A life insurance policy pays your beneficiary the face value of your policy minus any loans you haven't repaid when you die. An annuity contract pays the beneficiary the accumulated assets as dictated by the terms of the contract.

A retirement plan, such as an IRA or 401(k), pays your beneficiary the value of the accumulated assets or requires the beneficiary to withdraw assets either as a lump sum or over a period of time, depending on the plan. Some retirement plans require that you name your spouse as beneficiary or obtain written permission to name someone else.

You may name any person or institution -- or several people and institutions -- as beneficiary or contingent beneficiary of a trust, a retirement plan, annuity contract, or life insurance policy. A contingent beneficiary is one who inherits the assets if the primary beneficiary has died or chooses not to accept them.

beneficiary

A person who receives the benefits from something although perhaps not the legal owner of the thing.In real estate,the term is usually encountered in the context of a trust,in which a trustee holds what is called bare legal title to the property,but the property itself and all sums gained from the property are held for the beneficiary.Care should be taken when buying,selling,or leasing property that involves a beneficiary,and,if at all possible,one should gain the beneficiary's signature even though it is not technically required.Otherwise,you could find yourself in the middle of litigation between the trustee and the beneficiary if the beneficiary claims the actions taken were illegal and not authorized.

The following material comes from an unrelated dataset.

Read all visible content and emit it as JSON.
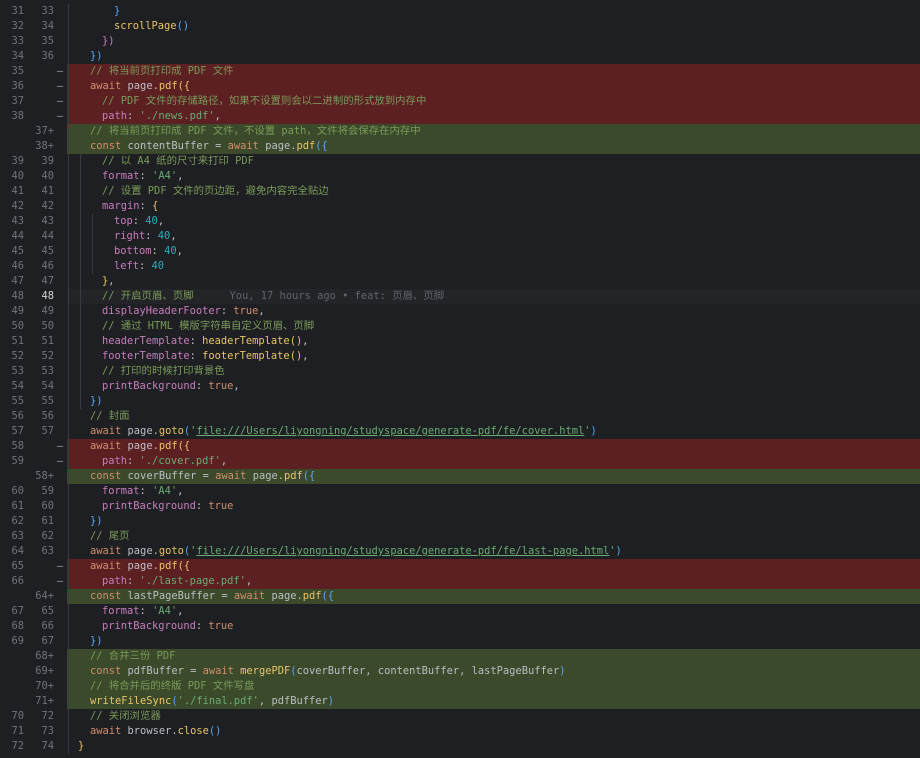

References in periodicals archive ?
A state court allowed the trust to distribute most of the $700,000 principal to the remainder interest holders and purchase annuities for the income beneficiaries (avoiding large yearly trustee fees).
Conversely, if it had filed a proper notice of lending, the bank would have eliminated any taint of self-dealing in repaying its own loan and the beneficiaries would have been properly appraised of the fact that, (1) the trust assets were being depleted in order to repay the recorded loan documents, and (2) the bank was a trustee acting as both transferor and transferee of those funds.
358, would be too expensive for individual beneficiaries, resulting in insurers having to charge exorbitant fees.
While the percent of beneficiaries who reported any problems with their access to care was small, black and Hispanic beneficiaries were more likely than white beneficiaries to experience these problems.
Under the proposal, the government would pay 88 percent of combined premium costs (Part A and Part B), and beneficiaries would be responsible for 12 percent plus any allowable co-payments and deductibles.
It therefore makes sense for SSI recipients and SSDI beneficiaries to refrain from or restrict employment to maintain publicly funded medical benefits.
A November 1997 study for NASL focused on the flow of patients through rehab, while a July 1998 study we did for NovaCare examined utilization patterns and investigated the number of beneficiaries who would exceed the cap.
Many of these beneficiaries will have higher out-of-pocket medical costs if they have to buy supplementary insurance, and they may not have coverage of prescription drugs.
House of Representatives, the General Accounting Office (GAO) reported little success is being achieved in rehabilitating disabled beneficiaries (GAO, 1987).
If the trust is a qualifying trust, can separate accounts be set up fur each of the beneficiaries and their own lives used to calculate the required distributions, rather than the spouse's life?
As in Situation 1, when a trust's grantor, treated as the trust's owner, pays the income tax attributable to the inclusion of the trust's income in the grantor's taxable income, the grantor is not deemed to make a gift of the amount of the tax to the trust's beneficiaries.
The beneficiaries of the trust must be identifiable from the trust instrument.